Included in the short films coming to Showmax are the award winners Junior and O-Puncha. Junior, directed by Bert Dijkstra, picked up the Audience Award in the Made in South Africa Competition at the shnit Worldwide Shortfilmfestival Awards 2017. O-Puncha, directed by Adam Hansen, won two awards at the 5th annual Eldorado Film Festival: Best Student Made Short, and Best Editing – Alexander La Cock.
Another celebrated film is Sicela Amanzi directed by Mlu Godola, which talks to the subject of water shortage. The film’s heroine Zoleka is a mild-mannered young woman forced to go to extreme lengths when a small community’s only source of water unexpectedly collapses. The power of films like this is they shine a light on critical topical issues in new ways.

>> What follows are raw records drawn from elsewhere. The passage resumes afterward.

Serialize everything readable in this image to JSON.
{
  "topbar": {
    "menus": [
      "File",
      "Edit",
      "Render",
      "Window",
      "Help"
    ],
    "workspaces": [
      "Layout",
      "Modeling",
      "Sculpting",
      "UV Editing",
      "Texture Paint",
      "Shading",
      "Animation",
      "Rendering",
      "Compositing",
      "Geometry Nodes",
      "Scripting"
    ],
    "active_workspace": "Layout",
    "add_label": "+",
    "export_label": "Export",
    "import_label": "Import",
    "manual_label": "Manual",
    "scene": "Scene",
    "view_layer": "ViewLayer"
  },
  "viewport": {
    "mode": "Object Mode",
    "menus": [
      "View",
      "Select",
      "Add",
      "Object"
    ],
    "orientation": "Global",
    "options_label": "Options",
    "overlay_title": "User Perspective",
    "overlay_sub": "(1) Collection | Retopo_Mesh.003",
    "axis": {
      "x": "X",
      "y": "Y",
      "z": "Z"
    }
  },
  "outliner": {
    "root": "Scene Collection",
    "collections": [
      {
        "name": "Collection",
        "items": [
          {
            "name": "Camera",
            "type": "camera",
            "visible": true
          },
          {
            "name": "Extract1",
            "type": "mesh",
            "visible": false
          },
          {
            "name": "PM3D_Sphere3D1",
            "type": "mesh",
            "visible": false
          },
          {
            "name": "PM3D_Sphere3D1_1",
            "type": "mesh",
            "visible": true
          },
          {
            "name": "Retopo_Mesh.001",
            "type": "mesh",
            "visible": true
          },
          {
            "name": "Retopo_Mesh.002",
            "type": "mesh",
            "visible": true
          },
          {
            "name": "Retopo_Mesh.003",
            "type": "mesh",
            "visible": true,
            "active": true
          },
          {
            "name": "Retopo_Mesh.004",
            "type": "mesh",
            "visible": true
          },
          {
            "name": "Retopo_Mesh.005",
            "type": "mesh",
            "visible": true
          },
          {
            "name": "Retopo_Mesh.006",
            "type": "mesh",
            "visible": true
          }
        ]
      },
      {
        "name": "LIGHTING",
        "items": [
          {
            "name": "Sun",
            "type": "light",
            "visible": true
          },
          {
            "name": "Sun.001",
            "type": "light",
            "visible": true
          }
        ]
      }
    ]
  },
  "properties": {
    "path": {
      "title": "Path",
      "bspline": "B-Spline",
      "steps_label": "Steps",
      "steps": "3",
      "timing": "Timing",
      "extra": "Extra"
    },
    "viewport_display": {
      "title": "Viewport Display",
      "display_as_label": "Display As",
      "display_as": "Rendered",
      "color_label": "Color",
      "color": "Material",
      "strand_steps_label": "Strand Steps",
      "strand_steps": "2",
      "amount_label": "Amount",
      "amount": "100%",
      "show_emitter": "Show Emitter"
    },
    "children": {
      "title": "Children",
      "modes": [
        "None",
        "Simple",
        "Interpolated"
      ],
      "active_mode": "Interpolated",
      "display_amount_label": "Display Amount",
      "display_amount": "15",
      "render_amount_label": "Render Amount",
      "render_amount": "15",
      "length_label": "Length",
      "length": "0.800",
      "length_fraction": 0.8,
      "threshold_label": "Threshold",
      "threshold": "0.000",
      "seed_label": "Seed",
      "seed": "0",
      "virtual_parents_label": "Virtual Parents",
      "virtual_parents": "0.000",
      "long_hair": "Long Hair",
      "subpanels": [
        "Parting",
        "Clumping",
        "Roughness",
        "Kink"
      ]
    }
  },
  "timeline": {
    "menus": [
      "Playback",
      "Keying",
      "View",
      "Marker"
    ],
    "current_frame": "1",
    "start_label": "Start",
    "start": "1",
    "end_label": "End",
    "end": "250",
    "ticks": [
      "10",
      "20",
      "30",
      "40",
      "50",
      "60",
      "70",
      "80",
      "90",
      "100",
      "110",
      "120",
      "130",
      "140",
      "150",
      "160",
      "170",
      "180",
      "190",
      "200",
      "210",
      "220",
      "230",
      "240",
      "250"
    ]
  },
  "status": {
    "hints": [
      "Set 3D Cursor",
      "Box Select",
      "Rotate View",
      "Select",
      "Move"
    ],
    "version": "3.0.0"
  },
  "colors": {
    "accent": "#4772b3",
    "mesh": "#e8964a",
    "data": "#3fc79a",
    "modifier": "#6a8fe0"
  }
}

Speaking about working with the film school, Candice Fangueiro, Head of Content for Showmax, said: “There’s
AFDA is an Academy Award-winning institution, founded in 1994, and the first and only African film school to win an Oscar – for the Best Foreign Student film in 2006, the postgraduate film Elalini, directed by Tristan Holmes.
The full list of AFDA short films coming to Showmax is as follows:
|Lullaby from the Crypt||Keenan Lott & Raven Davids||Animation|
|Ko Ga Cherenyane||Sibonokuhle Myataza||Documentary|
|Mallemeule||Jaco Van Bosch||Drama|
|Canal Street||Brodie Muirhead||Drama|
|On the Fence||Warrick Bews||Drama|
|The Righteous Few||Lindo Langa||Drama|
|Hlogoma Peak||Luke Ahrens||Drama|
|Frozen Flame||Cameron Heathman||Animation|
|Wolf||Brett van Dort||Fantasy|
|The Walk Home||Sisanda Dyantyi||Drama|
|Doreen||Luvuyo Equiano Nyawose||Drama|
|Sicela Amanzi||Mlu Godola||Drama|